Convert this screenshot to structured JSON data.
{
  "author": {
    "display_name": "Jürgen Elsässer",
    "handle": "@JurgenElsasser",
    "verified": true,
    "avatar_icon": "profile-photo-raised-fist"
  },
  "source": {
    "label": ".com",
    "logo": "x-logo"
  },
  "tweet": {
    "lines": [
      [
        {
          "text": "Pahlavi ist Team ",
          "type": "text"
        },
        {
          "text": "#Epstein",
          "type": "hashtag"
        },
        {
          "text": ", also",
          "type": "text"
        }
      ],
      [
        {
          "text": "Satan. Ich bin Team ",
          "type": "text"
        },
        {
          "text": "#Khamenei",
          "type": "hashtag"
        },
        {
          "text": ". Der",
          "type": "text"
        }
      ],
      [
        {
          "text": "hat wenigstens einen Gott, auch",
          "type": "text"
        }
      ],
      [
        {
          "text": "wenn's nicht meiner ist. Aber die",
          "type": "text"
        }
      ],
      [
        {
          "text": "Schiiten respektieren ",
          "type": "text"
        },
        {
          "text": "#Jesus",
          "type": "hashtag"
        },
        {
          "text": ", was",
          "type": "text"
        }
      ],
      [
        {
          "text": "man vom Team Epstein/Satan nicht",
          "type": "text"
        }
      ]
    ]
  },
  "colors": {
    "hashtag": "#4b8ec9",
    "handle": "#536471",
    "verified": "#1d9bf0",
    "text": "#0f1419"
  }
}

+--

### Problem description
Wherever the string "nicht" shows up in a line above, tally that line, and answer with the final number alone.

### The answer
2